=== SUPPLIED DATA ===

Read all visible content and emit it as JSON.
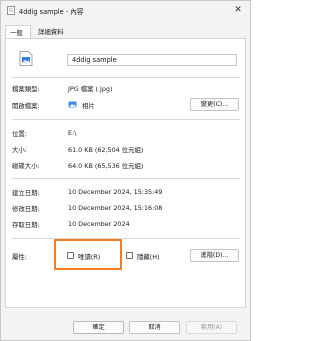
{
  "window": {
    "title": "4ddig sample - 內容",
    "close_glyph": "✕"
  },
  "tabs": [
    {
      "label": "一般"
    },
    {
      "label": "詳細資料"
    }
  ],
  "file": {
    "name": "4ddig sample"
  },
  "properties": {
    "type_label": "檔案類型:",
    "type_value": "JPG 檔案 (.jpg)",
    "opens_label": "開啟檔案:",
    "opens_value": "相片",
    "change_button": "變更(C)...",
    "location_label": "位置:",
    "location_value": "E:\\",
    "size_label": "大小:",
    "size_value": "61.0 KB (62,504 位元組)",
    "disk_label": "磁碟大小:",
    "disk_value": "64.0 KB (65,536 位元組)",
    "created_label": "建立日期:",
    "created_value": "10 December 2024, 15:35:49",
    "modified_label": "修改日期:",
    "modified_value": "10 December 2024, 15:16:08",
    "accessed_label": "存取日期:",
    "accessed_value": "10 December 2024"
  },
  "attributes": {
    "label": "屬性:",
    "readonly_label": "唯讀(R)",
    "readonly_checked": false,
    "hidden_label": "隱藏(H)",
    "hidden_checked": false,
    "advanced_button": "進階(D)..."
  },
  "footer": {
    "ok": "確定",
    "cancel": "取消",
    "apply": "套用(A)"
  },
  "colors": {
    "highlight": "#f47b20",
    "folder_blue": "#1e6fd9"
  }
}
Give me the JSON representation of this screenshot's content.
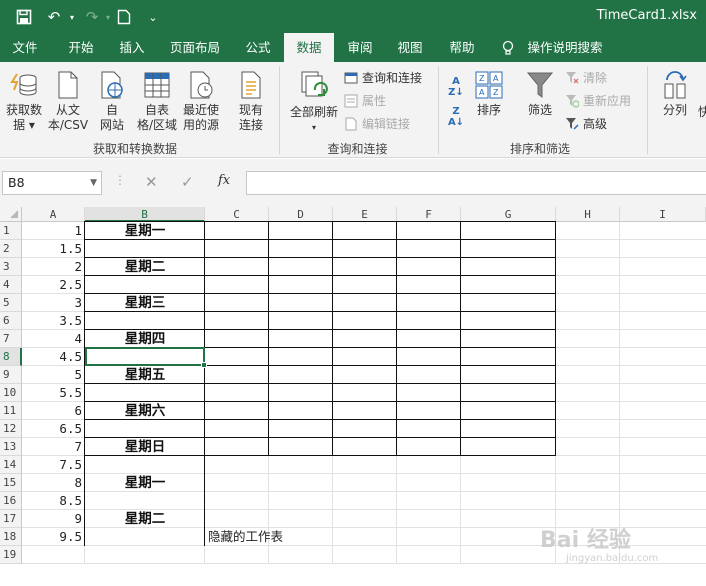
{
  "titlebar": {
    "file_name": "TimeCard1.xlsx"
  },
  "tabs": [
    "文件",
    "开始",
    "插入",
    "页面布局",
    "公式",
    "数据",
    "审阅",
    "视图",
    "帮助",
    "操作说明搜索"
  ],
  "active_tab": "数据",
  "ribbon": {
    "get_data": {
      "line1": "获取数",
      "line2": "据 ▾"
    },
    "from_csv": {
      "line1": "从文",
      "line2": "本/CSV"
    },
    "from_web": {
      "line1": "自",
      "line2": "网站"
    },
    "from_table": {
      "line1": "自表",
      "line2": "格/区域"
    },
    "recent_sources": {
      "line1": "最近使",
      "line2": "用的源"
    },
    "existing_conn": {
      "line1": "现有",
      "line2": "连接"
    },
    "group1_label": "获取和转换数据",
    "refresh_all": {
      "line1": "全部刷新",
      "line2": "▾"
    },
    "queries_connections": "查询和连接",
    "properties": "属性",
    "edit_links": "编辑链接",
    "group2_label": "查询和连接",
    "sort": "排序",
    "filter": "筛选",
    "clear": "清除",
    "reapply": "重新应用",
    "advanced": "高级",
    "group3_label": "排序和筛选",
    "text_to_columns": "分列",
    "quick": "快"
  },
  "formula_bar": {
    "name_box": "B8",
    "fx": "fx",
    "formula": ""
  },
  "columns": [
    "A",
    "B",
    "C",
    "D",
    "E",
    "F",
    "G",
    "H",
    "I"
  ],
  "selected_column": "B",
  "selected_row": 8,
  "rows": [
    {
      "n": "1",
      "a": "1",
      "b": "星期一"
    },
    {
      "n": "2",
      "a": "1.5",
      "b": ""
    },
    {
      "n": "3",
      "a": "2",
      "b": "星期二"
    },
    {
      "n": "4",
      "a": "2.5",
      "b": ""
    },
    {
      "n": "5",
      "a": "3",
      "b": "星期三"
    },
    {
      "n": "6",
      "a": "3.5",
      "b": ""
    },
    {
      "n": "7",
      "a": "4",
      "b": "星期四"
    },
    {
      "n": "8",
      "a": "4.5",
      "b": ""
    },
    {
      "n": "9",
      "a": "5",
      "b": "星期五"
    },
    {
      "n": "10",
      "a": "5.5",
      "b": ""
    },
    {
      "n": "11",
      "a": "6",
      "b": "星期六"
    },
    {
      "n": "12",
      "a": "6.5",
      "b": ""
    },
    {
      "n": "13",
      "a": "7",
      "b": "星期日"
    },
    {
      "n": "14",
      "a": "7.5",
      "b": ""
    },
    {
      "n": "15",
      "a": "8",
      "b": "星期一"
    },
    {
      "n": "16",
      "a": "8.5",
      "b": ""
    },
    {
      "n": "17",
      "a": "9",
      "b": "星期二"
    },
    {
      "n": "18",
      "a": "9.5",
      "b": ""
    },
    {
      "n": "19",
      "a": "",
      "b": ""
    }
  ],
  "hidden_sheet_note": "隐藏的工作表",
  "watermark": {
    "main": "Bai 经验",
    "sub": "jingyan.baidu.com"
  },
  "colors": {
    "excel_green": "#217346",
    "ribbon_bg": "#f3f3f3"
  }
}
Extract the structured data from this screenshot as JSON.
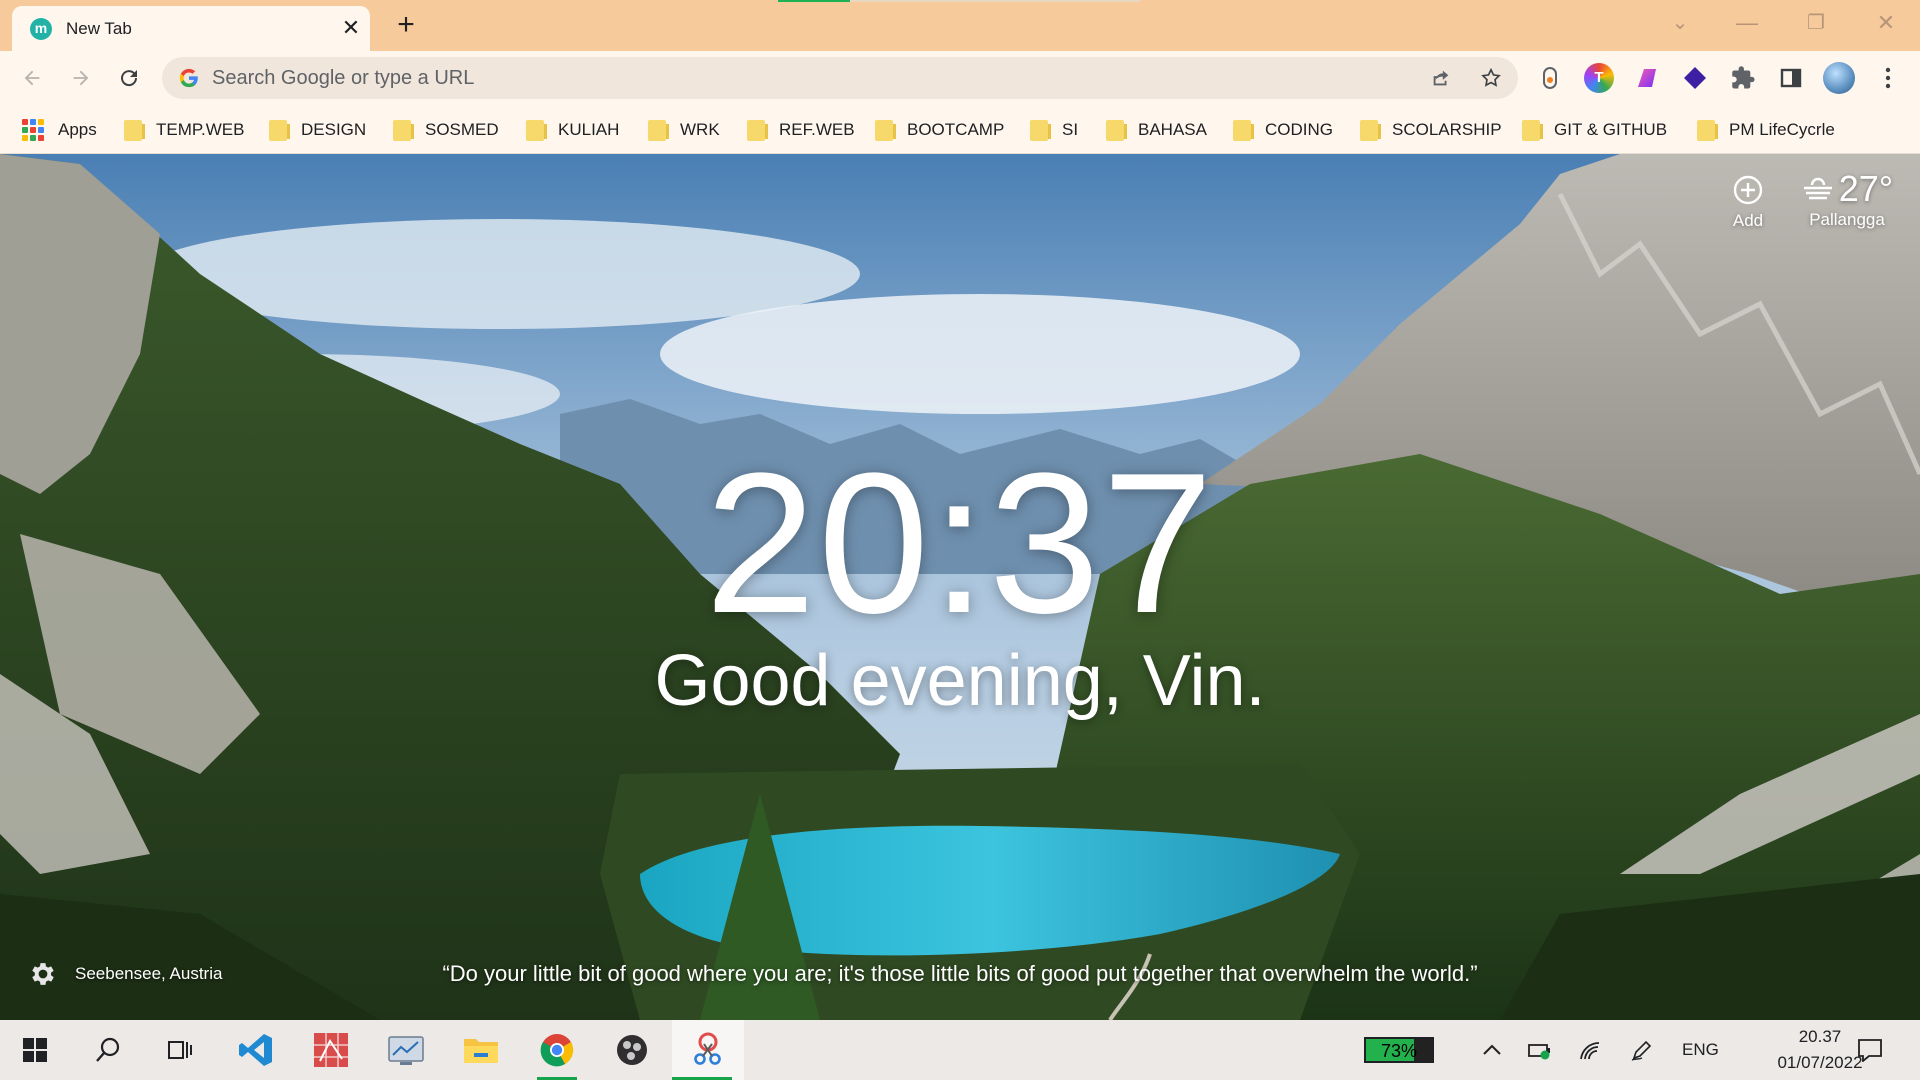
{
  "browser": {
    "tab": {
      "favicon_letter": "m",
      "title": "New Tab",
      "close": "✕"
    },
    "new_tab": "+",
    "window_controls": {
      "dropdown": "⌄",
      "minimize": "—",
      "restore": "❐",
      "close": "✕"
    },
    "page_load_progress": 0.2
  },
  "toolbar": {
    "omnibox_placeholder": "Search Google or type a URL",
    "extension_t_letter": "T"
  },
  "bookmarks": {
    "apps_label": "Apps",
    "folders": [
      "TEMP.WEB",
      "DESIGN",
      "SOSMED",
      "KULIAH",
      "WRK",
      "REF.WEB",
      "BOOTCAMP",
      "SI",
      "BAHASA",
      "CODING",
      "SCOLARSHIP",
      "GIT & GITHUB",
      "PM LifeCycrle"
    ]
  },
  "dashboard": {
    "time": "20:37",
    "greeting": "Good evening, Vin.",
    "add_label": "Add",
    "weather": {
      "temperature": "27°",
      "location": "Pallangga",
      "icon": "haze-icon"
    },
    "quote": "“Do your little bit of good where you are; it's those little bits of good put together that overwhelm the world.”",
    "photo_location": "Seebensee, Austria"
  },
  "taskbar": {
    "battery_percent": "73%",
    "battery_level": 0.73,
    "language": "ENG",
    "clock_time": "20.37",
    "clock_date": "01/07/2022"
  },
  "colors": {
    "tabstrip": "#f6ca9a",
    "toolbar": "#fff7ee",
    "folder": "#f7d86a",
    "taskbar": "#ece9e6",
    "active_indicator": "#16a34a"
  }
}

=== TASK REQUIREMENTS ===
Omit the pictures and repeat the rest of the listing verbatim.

=== WRITTEN ANSWER ===
Read all visible content and emit it as JSON.
{
  "window": {
    "title": "4ddig sample - 內容",
    "close_glyph": "✕"
  },
  "tabs": [
    {
      "label": "一般"
    },
    {
      "label": "詳細資料"
    }
  ],
  "file": {
    "name": "4ddig sample"
  },
  "properties": {
    "type_label": "檔案類型:",
    "type_value": "JPG 檔案 (.jpg)",
    "opens_label": "開啟檔案:",
    "opens_value": "相片",
    "change_button": "變更(C)...",
    "location_label": "位置:",
    "location_value": "E:\\",
    "size_label": "大小:",
    "size_value": "61.0 KB (62,504 位元組)",
    "disk_label": "磁碟大小:",
    "disk_value": "64.0 KB (65,536 位元組)",
    "created_label": "建立日期:",
    "created_value": "10 December 2024, 15:35:49",
    "modified_label": "修改日期:",
    "modified_value": "10 December 2024, 15:16:08",
    "accessed_label": "存取日期:",
    "accessed_value": "10 December 2024"
  },
  "attributes": {
    "label": "屬性:",
    "readonly_label": "唯讀(R)",
    "readonly_checked": false,
    "hidden_label": "隱藏(H)",
    "hidden_checked": false,
    "advanced_button": "進階(D)..."
  },
  "footer": {
    "ok": "確定",
    "cancel": "取消",
    "apply": "套用(A)"
  },
  "colors": {
    "highlight": "#f47b20",
    "folder_blue": "#1e6fd9"
  }
}
Give me the JSON representation of this screenshot's content.
{
  "titlebar": {
    "file_name": "TimeCard1.xlsx"
  },
  "tabs": [
    "文件",
    "开始",
    "插入",
    "页面布局",
    "公式",
    "数据",
    "审阅",
    "视图",
    "帮助",
    "操作说明搜索"
  ],
  "active_tab": "数据",
  "ribbon": {
    "get_data": {
      "line1": "获取数",
      "line2": "据 ▾"
    },
    "from_csv": {
      "line1": "从文",
      "line2": "本/CSV"
    },
    "from_web": {
      "line1": "自",
      "line2": "网站"
    },
    "from_table": {
      "line1": "自表",
      "line2": "格/区域"
    },
    "recent_sources": {
      "line1": "最近使",
      "line2": "用的源"
    },
    "existing_conn": {
      "line1": "现有",
      "line2": "连接"
    },
    "group1_label": "获取和转换数据",
    "refresh_all": {
      "line1": "全部刷新",
      "line2": "▾"
    },
    "queries_connections": "查询和连接",
    "properties": "属性",
    "edit_links": "编辑链接",
    "group2_label": "查询和连接",
    "sort": "排序",
    "filter": "筛选",
    "clear": "清除",
    "reapply": "重新应用",
    "advanced": "高级",
    "group3_label": "排序和筛选",
    "text_to_columns": "分列",
    "quick": "快"
  },
  "formula_bar": {
    "name_box": "B8",
    "fx": "fx",
    "formula": ""
  },
  "columns": [
    "A",
    "B",
    "C",
    "D",
    "E",
    "F",
    "G",
    "H",
    "I"
  ],
  "selected_column": "B",
  "selected_row": 8,
  "rows": [
    {
      "n": "1",
      "a": "1",
      "b": "星期一"
    },
    {
      "n": "2",
      "a": "1.5",
      "b": ""
    },
    {
      "n": "3",
      "a": "2",
      "b": "星期二"
    },
    {
      "n": "4",
      "a": "2.5",
      "b": ""
    },
    {
      "n": "5",
      "a": "3",
      "b": "星期三"
    },
    {
      "n": "6",
      "a": "3.5",
      "b": ""
    },
    {
      "n": "7",
      "a": "4",
      "b": "星期四"
    },
    {
      "n": "8",
      "a": "4.5",
      "b": ""
    },
    {
      "n": "9",
      "a": "5",
      "b": "星期五"
    },
    {
      "n": "10",
      "a": "5.5",
      "b": ""
    },
    {
      "n": "11",
      "a": "6",
      "b": "星期六"
    },
    {
      "n": "12",
      "a": "6.5",
      "b": ""
    },
    {
      "n": "13",
      "a": "7",
      "b": "星期日"
    },
    {
      "n": "14",
      "a": "7.5",
      "b": ""
    },
    {
      "n": "15",
      "a": "8",
      "b": "星期一"
    },
    {
      "n": "16",
      "a": "8.5",
      "b": ""
    },
    {
      "n": "17",
      "a": "9",
      "b": "星期二"
    },
    {
      "n": "18",
      "a": "9.5",
      "b": ""
    },
    {
      "n": "19",
      "a": "",
      "b": ""
    }
  ],
  "hidden_sheet_note": "隐藏的工作表",
  "watermark": {
    "main": "Bai 经验",
    "sub": "jingyan.baidu.com"
  },
  "colors": {
    "excel_green": "#217346",
    "ribbon_bg": "#f3f3f3"
  }
}
Extract the structured data from this screenshot as JSON.
{
  "browser": {
    "tab": {
      "favicon_letter": "m",
      "title": "New Tab",
      "close": "✕"
    },
    "new_tab": "+",
    "window_controls": {
      "dropdown": "⌄",
      "minimize": "—",
      "restore": "❐",
      "close": "✕"
    },
    "page_load_progress": 0.2
  },
  "toolbar": {
    "omnibox_placeholder": "Search Google or type a URL",
    "extension_t_letter": "T"
  },
  "bookmarks": {
    "apps_label": "Apps",
    "folders": [
      "TEMP.WEB",
      "DESIGN",
      "SOSMED",
      "KULIAH",
      "WRK",
      "REF.WEB",
      "BOOTCAMP",
      "SI",
      "BAHASA",
      "CODING",
      "SCOLARSHIP",
      "GIT & GITHUB",
      "PM LifeCycrle"
    ]
  },
  "dashboard": {
    "time": "20:37",
    "greeting": "Good evening, Vin.",
    "add_label": "Add",
    "weather": {
      "temperature": "27°",
      "location": "Pallangga",
      "icon": "haze-icon"
    },
    "quote": "“Do your little bit of good where you are; it's those little bits of good put together that overwhelm the world.”",
    "photo_location": "Seebensee, Austria"
  },
  "taskbar": {
    "battery_percent": "73%",
    "battery_level": 0.73,
    "language": "ENG",
    "clock_time": "20.37",
    "clock_date": "01/07/2022"
  },
  "colors": {
    "tabstrip": "#f6ca9a",
    "toolbar": "#fff7ee",
    "folder": "#f7d86a",
    "taskbar": "#ece9e6",
    "active_indicator": "#16a34a"
  }
}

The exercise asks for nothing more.